By Nancy Drury Duncan —
A $50,000 bond was reduced to $25,000 for Domnique Rashad Wescott, 27, of Painter. He is charged with malicious shooting and maliciously shooting at an occupied building and related firearm charges. “He has no criminal record whatsoever,” said defense attorney Andre Wiggins. He said Wescott’s father, with whom Wescott planned to live in Norfolk, was ill and could not work. “They are falling short of the money needed,” Wiggins said.
Wescott’s charges stem from what Commonwealth’s Attorney Spencer Morgan described as an April shootout involving multiple people at a trailer park in the northern part of Accomack County. A man was shot, and he identified Wescott as the man who shot him.
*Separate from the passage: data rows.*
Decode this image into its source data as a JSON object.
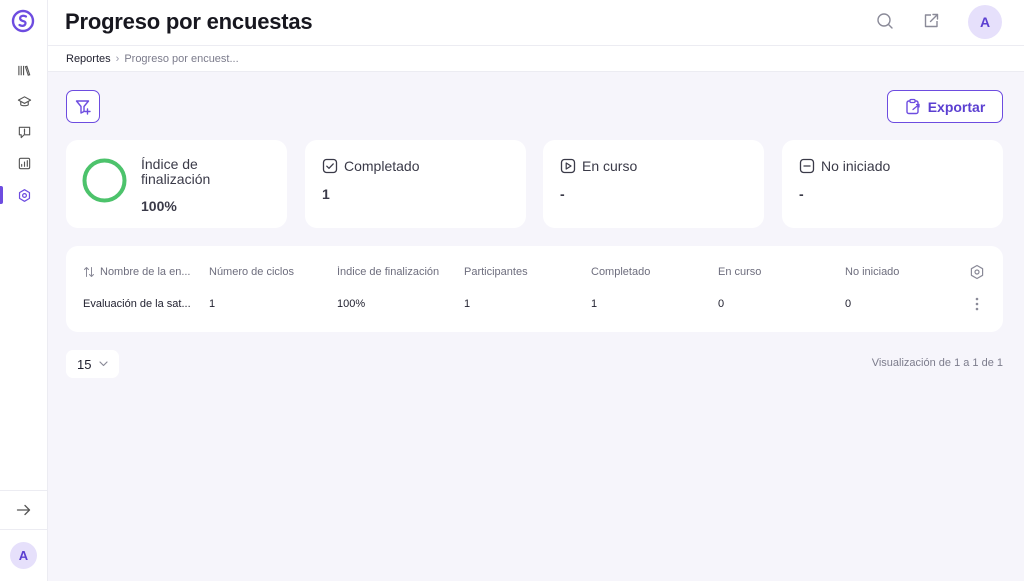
{
  "header": {
    "title": "Progreso por encuestas",
    "avatar_initial": "A"
  },
  "breadcrumb": {
    "root": "Reportes",
    "separator": "›",
    "current": "Progreso por encuest..."
  },
  "toolbar": {
    "export_label": "Exportar"
  },
  "sidebar": {
    "avatar_initial": "A",
    "items": [
      {
        "icon": "books-icon",
        "active": false
      },
      {
        "icon": "graduation-cap-icon",
        "active": false
      },
      {
        "icon": "feedback-icon",
        "active": false
      },
      {
        "icon": "analytics-icon",
        "active": false
      },
      {
        "icon": "survey-hexagon-icon",
        "active": true
      }
    ]
  },
  "cards": {
    "completion": {
      "title": "Índice de finalización",
      "value": "100%",
      "progress": 1.0
    },
    "completed": {
      "title": "Completado",
      "value": "1"
    },
    "in_progress": {
      "title": "En curso",
      "value": "-"
    },
    "not_started": {
      "title": "No iniciado",
      "value": "-"
    }
  },
  "table": {
    "columns": [
      "Nombre de la en...",
      "Número de ciclos",
      "Índice de finalización",
      "Participantes",
      "Completado",
      "En curso",
      "No iniciado"
    ],
    "rows": [
      [
        "Evaluación de la sat...",
        "1",
        "100%",
        "1",
        "1",
        "0",
        "0"
      ]
    ]
  },
  "pagination": {
    "page_size": "15",
    "info": "Visualización de 1 a 1 de 1"
  },
  "colors": {
    "accent": "#6d4ce0",
    "success": "#4cc36b",
    "background": "#f6f5fb"
  }
}
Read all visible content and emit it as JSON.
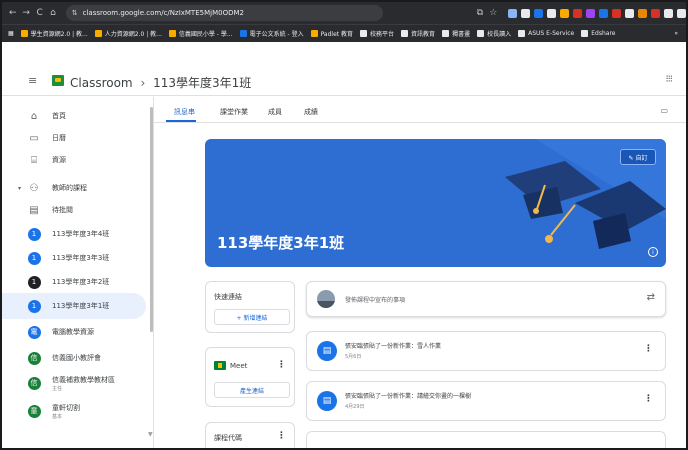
{
  "browser": {
    "url": "classroom.google.com/c/NzIxMTE5MjM0ODM2",
    "nav": {
      "back": "←",
      "forward": "→",
      "reload": "C",
      "home": "⌂",
      "tune": "⇅"
    },
    "star": "☆",
    "screenshot": "⧉",
    "bookmarks": [
      {
        "label": "學生資源網2.0 | 教...",
        "color": "#f9ab00"
      },
      {
        "label": "人力資源網2.0 | 教...",
        "color": "#f9ab00"
      },
      {
        "label": "信義國民小學 - 學...",
        "color": "#f9ab00"
      },
      {
        "label": "電子公文系統 - 登入",
        "color": "#1a73e8"
      },
      {
        "label": "Padlet 教育",
        "color": "#f9ab00"
      },
      {
        "label": "校務平台",
        "color": "#e8eaed"
      },
      {
        "label": "資訊教育",
        "color": "#e8eaed"
      },
      {
        "label": "獨書畫",
        "color": "#e8eaed"
      },
      {
        "label": "校長讀入",
        "color": "#e8eaed"
      },
      {
        "label": "ASUS E-Service",
        "color": "#e8eaed"
      },
      {
        "label": "Edshare",
        "color": "#e8eaed"
      }
    ],
    "more": "»",
    "extension_colors": [
      "#8ab4f8",
      "#e8eaed",
      "#1a73e8",
      "#e8eaed",
      "#f9ab00",
      "#d93025",
      "#a142f4",
      "#1a73e8",
      "#d93025",
      "#e8eaed",
      "#ea8600",
      "#d93025",
      "#e8eaed",
      "#e8eaed"
    ]
  },
  "header": {
    "app_name": "Classroom",
    "separator": "›",
    "class_name": "113學年度3年1班",
    "menu_icon": "≡",
    "apps_icon": "⋮⋮⋮"
  },
  "sidebar": {
    "items": [
      {
        "label": "首頁",
        "icon": "home-icon",
        "glyph": "⌂"
      },
      {
        "label": "日曆",
        "icon": "calendar-icon",
        "glyph": "▭"
      },
      {
        "label": "資源",
        "icon": "resources-icon",
        "glyph": "⌸"
      },
      {
        "label": "教師的課程",
        "icon": "people-icon",
        "glyph": "⚇",
        "caret": "▾"
      },
      {
        "label": "待批閱",
        "icon": "review-icon",
        "glyph": "▤"
      },
      {
        "label": "113學年度3年4班",
        "badge": "1",
        "badge_color": "#1a73e8"
      },
      {
        "label": "113學年度3年3班",
        "badge": "1",
        "badge_color": "#1a73e8"
      },
      {
        "label": "113學年度3年2班",
        "badge": "1",
        "badge_color": "#202124"
      },
      {
        "label": "113學年度3年1班",
        "badge": "1",
        "badge_color": "#1a73e8",
        "active": true
      },
      {
        "label": "電腦教學資源",
        "badge": "電",
        "badge_color": "#1a73e8"
      },
      {
        "label": "信義國小教評會",
        "badge": "信",
        "badge_color": "#188038"
      },
      {
        "label": "信義補救教學教材區",
        "sub": "主任",
        "badge": "信",
        "badge_color": "#188038"
      },
      {
        "label": "童軒切割",
        "sub": "基本",
        "badge": "童",
        "badge_color": "#188038"
      }
    ],
    "scroll_arrow": "▼"
  },
  "tabs": {
    "items": [
      "訊息串",
      "課堂作業",
      "成員",
      "成績"
    ],
    "calendar_icon": "▭"
  },
  "banner": {
    "title": "113學年度3年1班",
    "edit_label": "✎ 自訂",
    "info_icon": "i",
    "color": "#2e6dd2"
  },
  "upcoming": {
    "title": "快速連結",
    "add_button": "+ 新增連結"
  },
  "meet": {
    "title": "Meet",
    "button": "產生連結",
    "kebab": "⋮"
  },
  "class_code": {
    "title": "課程代碼",
    "kebab": "⋮"
  },
  "stream": {
    "announce_placeholder": "發佈課程中宣布的事項",
    "repost_icon": "⇄",
    "posts": [
      {
        "title": "張安臨張貼了一份新作業：雪人作業",
        "date": "5月6日",
        "kebab": "⋮"
      },
      {
        "title": "張安臨張貼了一份新作業：請繪交你畫的一棵樹",
        "date": "4月29日",
        "kebab": "⋮"
      }
    ]
  },
  "colors": {
    "accent": "#1967d2",
    "banner": "#2e6dd2",
    "active_bg": "#e8f0fe"
  }
}
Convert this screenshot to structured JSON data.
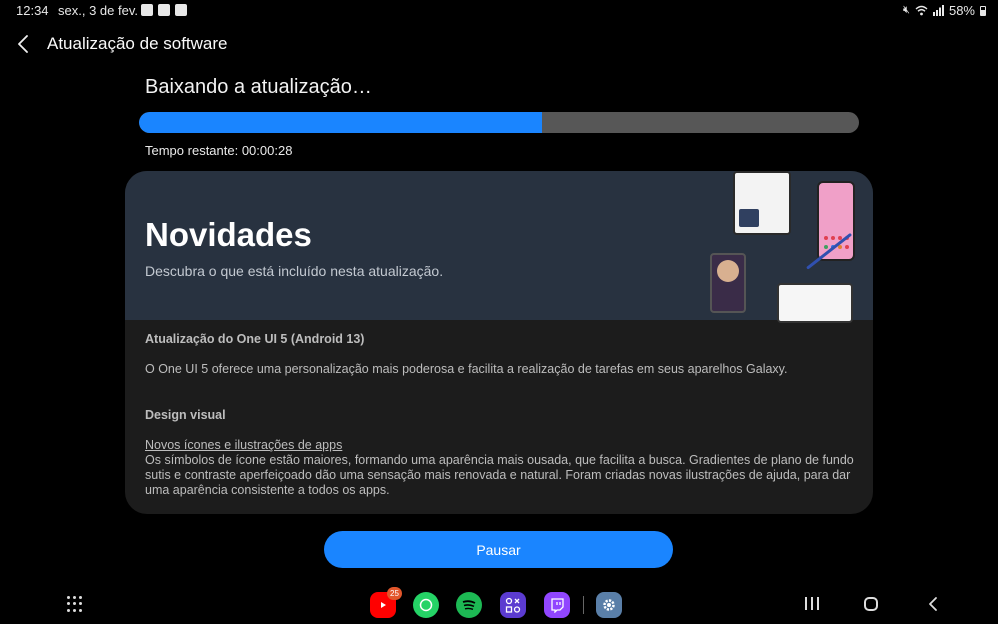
{
  "status_bar": {
    "time": "12:34",
    "date": "sex., 3 de fev.",
    "battery": "58%",
    "battery_level": 0.58,
    "notification_icons": [
      "youtube-notification-icon",
      "tiktok-notification-icon",
      "gallery-notification-icon"
    ],
    "system_icons": [
      "mute-icon",
      "wifi-icon",
      "signal-icon",
      "battery-icon"
    ]
  },
  "header": {
    "title": "Atualização de software",
    "back_icon": "chevron-left-icon"
  },
  "download": {
    "title": "Baixando a atualização…",
    "progress_fraction": 0.56,
    "time_remaining": "Tempo restante: 00:00:28"
  },
  "card": {
    "banner_title": "Novidades",
    "banner_subtitle": "Descubra o que está incluído nesta atualização.",
    "update_heading": "Atualização do One UI 5 (Android 13)",
    "update_description": "O One UI 5 oferece uma personalização mais poderosa e facilita a realização de tarefas em seus aparelhos Galaxy.",
    "section_heading": "Design visual",
    "subsection_link": "Novos ícones e ilustrações de apps",
    "subsection_text": "Os símbolos de ícone estão maiores, formando uma aparência mais ousada, que facilita a busca. Gradientes de plano de fundo sutis e contraste aperfeiçoado dão uma sensação mais renovada e natural. Foram criadas novas ilustrações de ajuda, para dar uma aparência consistente a todos os apps."
  },
  "actions": {
    "pause_label": "Pausar"
  },
  "navbar": {
    "dock_apps": [
      {
        "name": "youtube-app-icon",
        "color": "#ff0000",
        "badge": "25"
      },
      {
        "name": "whatsapp-app-icon",
        "color": "#25d366",
        "badge": ""
      },
      {
        "name": "spotify-app-icon",
        "color": "#1db954",
        "badge": ""
      },
      {
        "name": "game-launcher-app-icon",
        "color": "#5b3bd0",
        "badge": ""
      },
      {
        "name": "twitch-app-icon",
        "color": "#9146ff",
        "badge": ""
      },
      {
        "name": "settings-app-icon",
        "color": "#5a7fa8",
        "badge": ""
      }
    ]
  },
  "colors": {
    "accent": "#1a85ff",
    "banner": "#283240",
    "card": "#1c1c1c",
    "progress_track": "#575757"
  }
}
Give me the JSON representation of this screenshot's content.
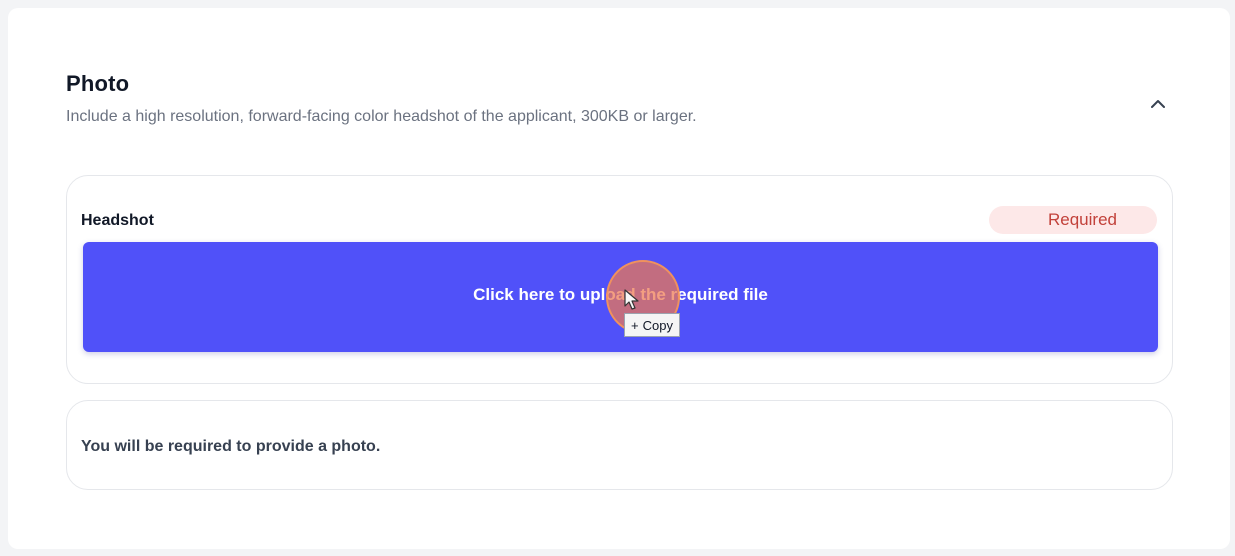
{
  "section": {
    "title": "Photo",
    "description": "Include a high resolution, forward-facing color headshot of the applicant, 300KB or larger."
  },
  "upload_field": {
    "label": "Headshot",
    "badge": "Required",
    "button_label": "Click here to upload the required file",
    "drag_tooltip": "Copy",
    "drag_tooltip_prefix": "+"
  },
  "note": {
    "text": "You will be required to provide a photo."
  },
  "colors": {
    "accent": "#5051f9",
    "badge_bg": "#fde8e8",
    "badge_text": "#c2413a",
    "click_indicator": "#ee7850"
  },
  "icons": {
    "collapse": "chevron-up-icon",
    "cursor": "cursor-arrow-icon"
  }
}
Morgan opposed Wescott’s admission to bail at his May hearing, calling him, “A threat to the community.” Morgan also opposed the bond reduction, saying, “The commonwealth finds the amount appropriate.”
“There are several serious charges,” said Judge W. Revell Lewis III, noting that a person is presumed to be innocent. He ordered the bond to be reduced to $25,000 and said all the other conditions of Wescott’s release including supervision by pre-trial services will continue as previously ordered.
Shauntea Arnez Giddens, 43, of Nassawadox, will spend two years in jail for distribution of cocaine. He entered into a plea agreement with the commonwealth earlier this year. He was sentenced to 10 years in jail with eight of those years suspended and was ordered to be on supervised probation for three years. He is required to be on good behavior for five years or face the time that was suspended.
John Higgens O’Brien III, 32, of Painter, was arraigned for manslaughter, DUI, reckless driving, and failure to maintain lane as a result of a January 9 incident. O’Brien pleaded not guilty to all charges and requested that he be tried in a bench trial. His trial is set for November 10. O’Brien is currently free on bond.
Natisha T. Creecy, 45, of Pocomoke City, Md., was found guilty of violating the terms of her probation for absconding from supervision. She also has not continued to pay restitution. She owed $11,980 and has only paid a little over $2,000 since her 2017 conviction of embezzling from the New Church Royal Farms where she worked. The embezzlement occurred between April through August 2016. “She took a substantial amount,” said Commonwealth’s Attorney Spencer Morgan. “One to three dollars each time added up over time. It is going to take her some time to pay the restitution.” At the trial, Morgan explained her meth- od. “She stole money three different ways,” he said. “She scanned items, totaled the amount, voided the transactions, and pocketed the cash. She said she also used a refund scam where she used receipts left by customers and removed the cash from the register later.” He said she also failed to ring up merchandise for some customers.